The first thing that popped into my head is that I’m not going to be alive in a year because Brussels just happened. That’s really the only thing- that something really bad is going to happen to me and that the last time I saw my mom was going to be at the airport. It’s crazy to think about, but I think that when you’re in these environments you’re hyper aware of bad things that could happen. Other than that, it’s really nothing. I took a leap of faith by coming on this program and my biggest fear was that I wouldn’t be able to finish it because of financial issues or something like that.
A lot of people are like what are you going to do after? and I’m like, I don’t even know what time I’m going to wake up tomorrow. I’m not worried about my future career because I know it’ll all pan out. I know what I’m good at and what I want to get better at. Someone will hire me.
A lot of people around me are worried about that for me, they’re like ooh she’s traveling, she’s taking a step back in her career, but I’m trying not to let that influence my mindset because it’s just not who I am.
What is the hardest thing for you about being an adult?
Not letting other people’s fears or decisions or lives affect my life. I’m obviously a very social person especially in the sense of social media, so I’m on everything, seeing what other people are doing. When I see some person has a new job on LinkedIn, I’m kind of like, fuck, should I have a new job? It’s hard being confident in what you’re doing and not comparing yourself to others. You’re always going to know your failures, but you’re not always going to know everyone else’s failures.
What advice would you give your 22-year-old, fresh-out-of-college-self?
I wish I didn’t feel ashamed about going home and living with my parents. I studied abroad in Copenhagen and I loved it and decided I need to go back. When I was graduating, I was waiting to hear back from a program in Copenhagen. When they told me they were going to push back their decision, I was like, I’m going to wait through the summer to see if I’m going to get this job. I wanted it so badly and was pretty confident that I would at least be in the running. With that, I decided to sell all my stuff in New Orleans and move back to Palo Alto to live with my mom.

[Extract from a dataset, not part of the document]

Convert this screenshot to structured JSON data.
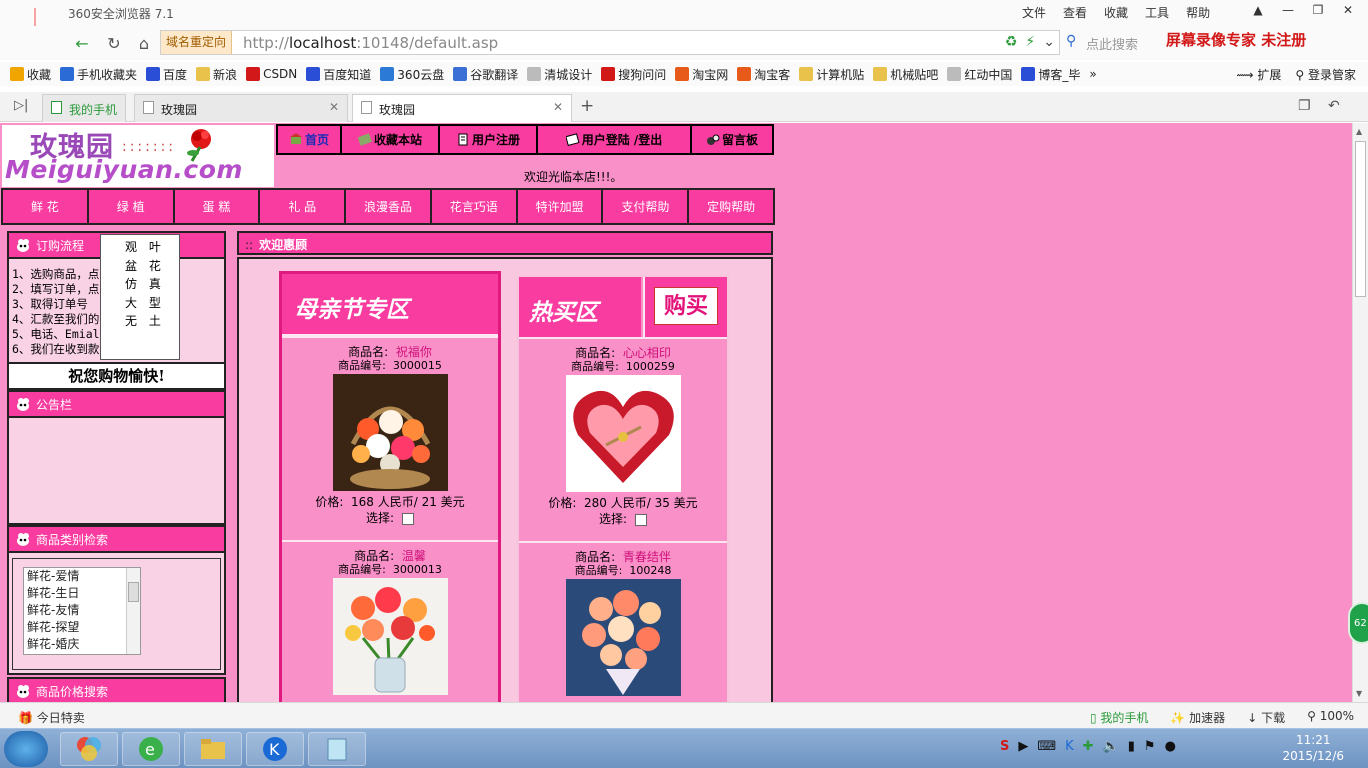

It was kind of like, ah, that’s not what you’re supposed to do. I should be moving to a new city and I should have my own apartment and I should have a group of gal pals. But that wasn’t the case and I was very self conscious of that because I thought that I was going to graduate from college and move to New York or move to Austin, something like that and it wasn’t happening because of a choice that I made- it weighed on me.
I lived at home for eight months before I moved to New York and without those eight months I would not have had the savings to go on Remote Year. So it all played out and no one cared that I was living at home. No one judged me. I was the only person judging myself. And I had a blast! I’m really grateful for that period and I wish I didn’t have such a stigma about that decision.
How do you want this year to affect the rest of your life?
I think I want to keep a very open mindset, in terms of first impressions of people and getting to know people, but also in terms of just saying yes.
I also just hope that it sets the tone for the rest of my life, I want to adventure as much as I can, but I don’t want it to mean that I can’t work or advance my career or meet interesting people and grow my network. I don’t want those things to be mutually exclusive.
So I just want to live the rest of my life as if I was on Remote Year, essentially. For me, I don’t want this to be just a year. There are a couple people on the program who are just taking a break from their life, they are doing this for a year and then they’re going to move back to whatever city they’re from and just resume normal life. Whereas, I never really put my roots down anywhere in the States and I don’t know if I ever will until I’m ready for that. I hope that I continue to build on this dream of working and traveling because it’s been a dream of mine for a while, but I never knew how to make it a reality and now that I have, I don’t want to let that go.